In a grim analysis issued on the eve of the G20 leaders summit, the International Labour Organization (ILO) says the global economy is on the verge of a new and deeper jobs recession that will further delay the global economic recovery and may ignite more social unrest in scores of countries.
The report cites three reasons why the ongoing economic slowdown may have a particularly strong impact on the employment panorama: first, compared to the start of the crisis, enterprises are now in a weaker position to retain workers; second, as pressure to adopt fiscal austerity measures mount, governments are less inclined to maintain or adopt new job- and income-support programmes; and third, countries are left to act in isolation due to lack of international policy coordination.
The report’s other main findings include:
- Approximately 80 million net new jobs will be needed over the next two years to re-attain pre-crisis employment rates (27 million in advanced economies and the remainder in emerging and developing countries).

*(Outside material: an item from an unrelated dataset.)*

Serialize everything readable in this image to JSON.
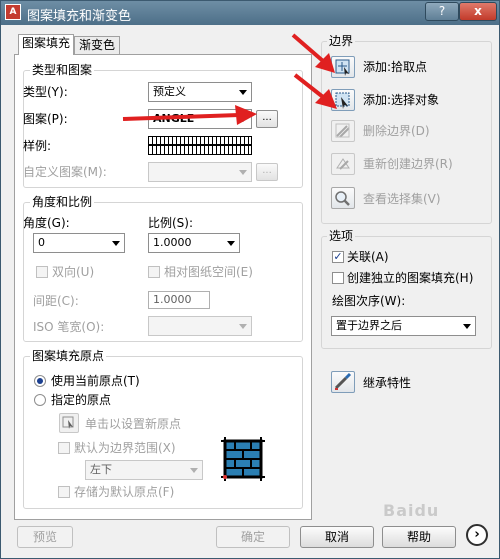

- Out of 118 countries with available data, 69 countries show an increase in the percentage of people reporting a worsening of living standards in 2010 compared to 2006.
- Respondents in half of 99 countries surveyed say they do not have confidence in their national governments.
- In 2010, more than 50 per cent of people in developed countries report being dissatisfied with the availability of decent jobs (in countries such as Greece, Italy, Portugal, Slovenia, and Spain, more than 70 per cent of survey respondents reported dissatisfaction).
- The share of profit in GDP increased in 83 per cent of the countries analyzed between 2000 and 2009. Productive investment, however, stagnated globally during the same period.
- In advanced countries, the growth in corporate profits among non-financial firms was translated into a substantial increase in dividend payouts (from 29 per cent of profits in 2000 to 36 per cent in 2009) and financial investment (from 81.2 per cent of GDP in 1995 to 132.2 per cent in 2007). The crisis reversed slightly these trends, which resumed in 2010.
- Food price volatility doubled during the period 2006-2010 relative to the preceding five years, affecting decent work prospects in developing countries. Financial investors benefit more from price volatility than food producers, especially small ones.
Et sammendrag av rapporten finnes her.
Dette bekrefter den analysen jeg er kommet fram til i Sammenbruddet, men jeg gjør i tillegg en del ting som ILO ikke gjør. Jeg ser på de økologiske krisene i tillegg til den økonomiske krisa, og jeg ser på rivaliseringa mellom stormaktene. Det er når alt dette ses i sammenheng at det virkelige dramaet blir synlig.
Se også Regnestykket som ikke går opp